FIG. 5 is a plan view of an inflatable cuff suitable for use in the instant invention. FIG. 6 is a cross-sectional view of the cuff of FIG. 5. With reference to both figures, the cuff 10 is in the form of an elongated strap of sufficient length to extend around the circumference of a limb of a user at or near the site of a bone fracture. Cuff 10 comprises an inflatable bladder 12, formed from two elongated plastic layers 14, 16, having a seal 17 around their mutual perimeters. The layers 14, 16 can be formed from any air-impervious, flexible material capable of maintaining a seal. Polyvinyl chloride is one suitable choice, polyurethane is preferred. The seal 17 can be formed by known means such as heat-sealing, RF-sealing, welding, sonic welding, and the like. Disposed within inflatable bladder 12 is a piece of flexible open-celled foam 19. The foam piece 19 serves to maintain the bladder in an inflated condition, and facilitates manufacturing. The foam piece 19 can also provide additional comfort to the user. Inflatable cuff 12 is provided with a port 22 through which extends one end of a flexible tube 24. Tube 24 can be connected to inflatable bladder 12 by known connecting means, preferably releasable, such as a lockable luer connector. The opposite end of tube 24 is connected to a pump means, now shown, such that tube 24 provides fluid communication between the pump means and the interior of inflatable cuff 12. The pump means is controlled by a programmable controller, also not shown. Such pump means and programmable controllers are well known in the art.

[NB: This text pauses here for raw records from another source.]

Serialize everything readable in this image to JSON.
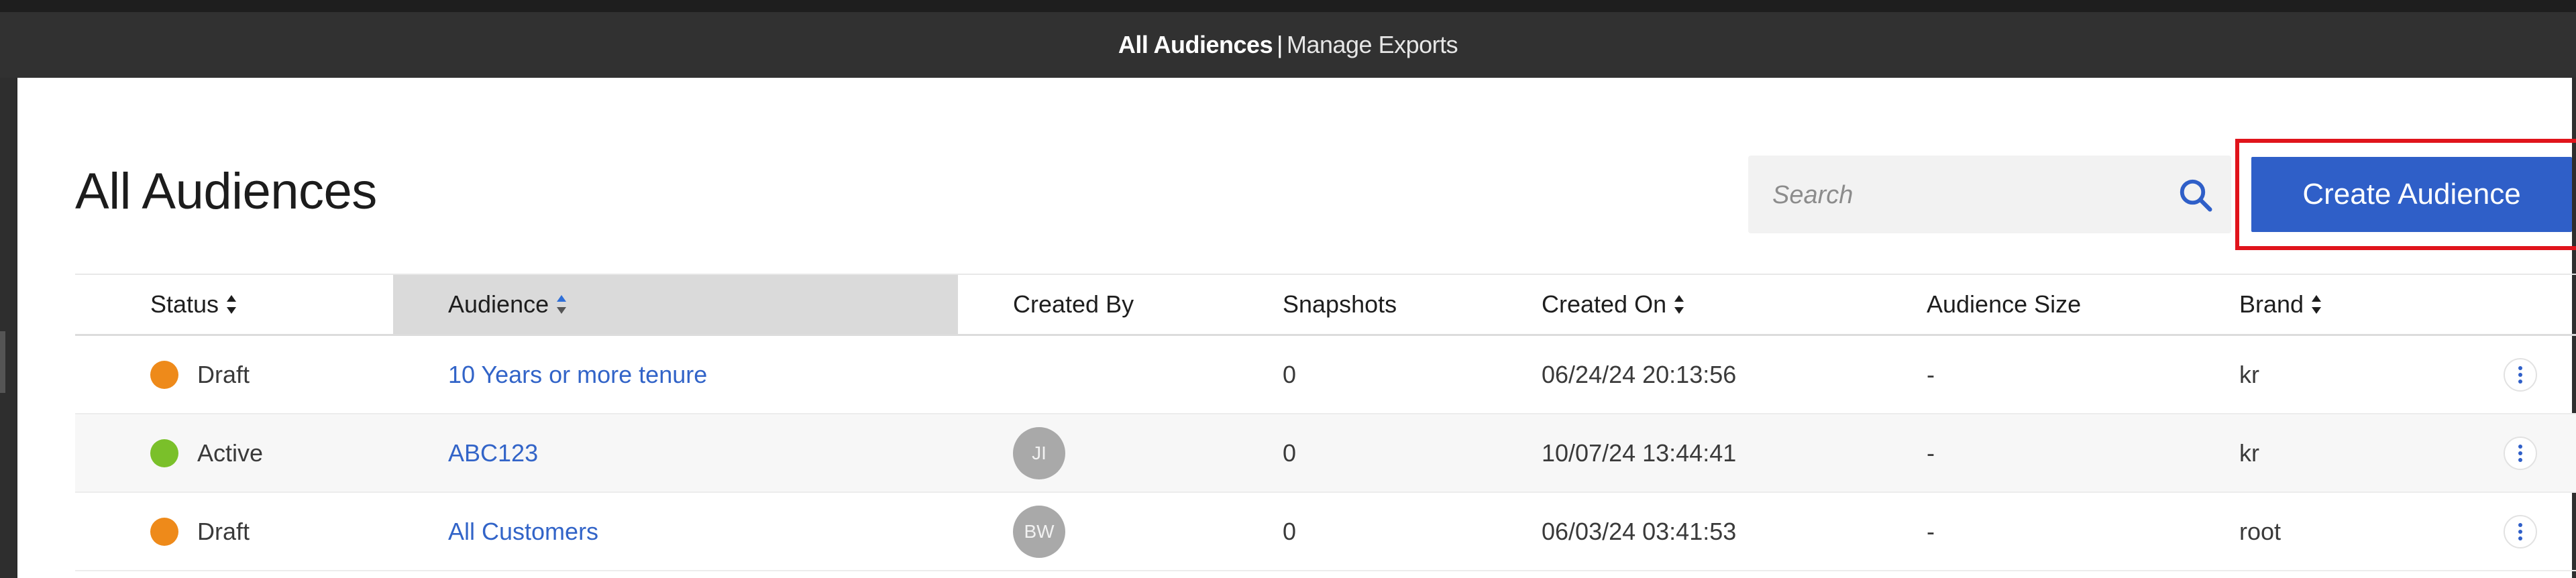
{
  "nav": {
    "active": "All Audiences",
    "separator": "|",
    "link": "Manage Exports"
  },
  "page": {
    "title": "All Audiences"
  },
  "search": {
    "placeholder": "Search",
    "icon": "search-icon"
  },
  "actions": {
    "create_label": "Create Audience"
  },
  "table": {
    "columns": {
      "status": "Status",
      "audience": "Audience",
      "created_by": "Created By",
      "snapshots": "Snapshots",
      "created_on": "Created On",
      "audience_size": "Audience Size",
      "brand": "Brand"
    },
    "rows": [
      {
        "status": "Draft",
        "status_color": "#ee8a1a",
        "audience": "10 Years or more tenure",
        "created_by": "",
        "snapshots": "0",
        "created_on": "06/24/24 20:13:56",
        "audience_size": "-",
        "brand": "kr"
      },
      {
        "status": "Active",
        "status_color": "#7ac02a",
        "audience": "ABC123",
        "created_by": "JI",
        "snapshots": "0",
        "created_on": "10/07/24 13:44:41",
        "audience_size": "-",
        "brand": "kr"
      },
      {
        "status": "Draft",
        "status_color": "#ee8a1a",
        "audience": "All Customers",
        "created_by": "BW",
        "snapshots": "0",
        "created_on": "06/03/24 03:41:53",
        "audience_size": "-",
        "brand": "root"
      }
    ]
  },
  "colors": {
    "primary": "#2f5fc8",
    "highlight": "#e0141c",
    "link": "#3264c8",
    "draft": "#ee8a1a",
    "active": "#7ac02a"
  }
}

Cuff 10 further comprises at least one piece of non-elastic fabric 26 having an external surface 28 facing away from the user's limb and an internal surface 30 facing toward the user's limb. Surface 28 is provided with a field of hook-engageable loops on at least a portion thereof. Surface 30 is affixed to inflatable bladder 12 by adhesives or other suitable means. Alternatively, non-elastic fabric 26 can be part of a sleeve that surrounds inflatable bladder 12 with an orifice therethrough to accommodate tube 24. At one end of fabric 26 is a tab 32 having a field of hooks 34 on the same side of tab 32 as surface 30 of fabric 26.
In practice, the cuff 10 is applied to the user's limb at or near the site of the bone fracture, such that the surface 16 of bladder 12 is facing toward the user's limb. The cuff 10 is wrapped around the user's limb and secured by attaching field of hooks 34 on tab 32 to an appropriate location on the field of hook-engageable loops on surface 28 of non-elastic fabric 26. The programmable controller is set to cause the pump means to inflate the bladder 12 to a predetermined pressure for a predetermined compression period, and then to release the pressure for a predetermined recovery period. The pump means can include a pressure release means such as a pressure release valve to allow for the release of pressure from the bladder 12 during the recovery period. The controller also can be programmed to provide alternate periods of compression and recovery for a predetermined duration of therapy.
The above embodiment is described for purposes of illustration and not by way of limitation. Other embodiments, features, modifications, and equivalents will be readily apparent to those skilled in the art upon reading of the foregoing description of the invention.